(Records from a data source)
--- START ---

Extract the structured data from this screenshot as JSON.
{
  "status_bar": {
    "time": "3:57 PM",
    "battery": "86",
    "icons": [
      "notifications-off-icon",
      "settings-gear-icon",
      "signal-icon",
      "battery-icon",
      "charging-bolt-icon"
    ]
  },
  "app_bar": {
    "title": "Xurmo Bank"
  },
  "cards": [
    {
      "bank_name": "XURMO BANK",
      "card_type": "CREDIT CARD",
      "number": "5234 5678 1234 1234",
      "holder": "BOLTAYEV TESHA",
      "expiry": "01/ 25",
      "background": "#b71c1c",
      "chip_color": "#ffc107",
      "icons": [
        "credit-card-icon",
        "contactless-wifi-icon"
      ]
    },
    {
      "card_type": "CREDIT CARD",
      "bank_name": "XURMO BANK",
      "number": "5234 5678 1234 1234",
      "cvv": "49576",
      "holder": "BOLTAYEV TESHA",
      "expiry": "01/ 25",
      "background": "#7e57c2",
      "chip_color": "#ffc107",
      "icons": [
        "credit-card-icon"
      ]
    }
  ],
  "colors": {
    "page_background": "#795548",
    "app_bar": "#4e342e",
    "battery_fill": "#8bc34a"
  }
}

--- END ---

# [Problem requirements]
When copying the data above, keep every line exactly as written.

# [Result below]
Extract the structured data from this screenshot as JSON.
{
  "status_bar": {
    "time": "3:57 PM",
    "battery": "86",
    "icons": [
      "notifications-off-icon",
      "settings-gear-icon",
      "signal-icon",
      "battery-icon",
      "charging-bolt-icon"
    ]
  },
  "app_bar": {
    "title": "Xurmo Bank"
  },
  "cards": [
    {
      "bank_name": "XURMO BANK",
      "card_type": "CREDIT CARD",
      "number": "5234 5678 1234 1234",
      "holder": "BOLTAYEV TESHA",
      "expiry": "01/ 25",
      "background": "#b71c1c",
      "chip_color": "#ffc107",
      "icons": [
        "credit-card-icon",
        "contactless-wifi-icon"
      ]
    },
    {
      "card_type": "CREDIT CARD",
      "bank_name": "XURMO BANK",
      "number": "5234 5678 1234 1234",
      "cvv": "49576",
      "holder": "BOLTAYEV TESHA",
      "expiry": "01/ 25",
      "background": "#7e57c2",
      "chip_color": "#ffc107",
      "icons": [
        "credit-card-icon"
      ]
    }
  ],
  "colors": {
    "page_background": "#795548",
    "app_bar": "#4e342e",
    "battery_fill": "#8bc34a"
  }
}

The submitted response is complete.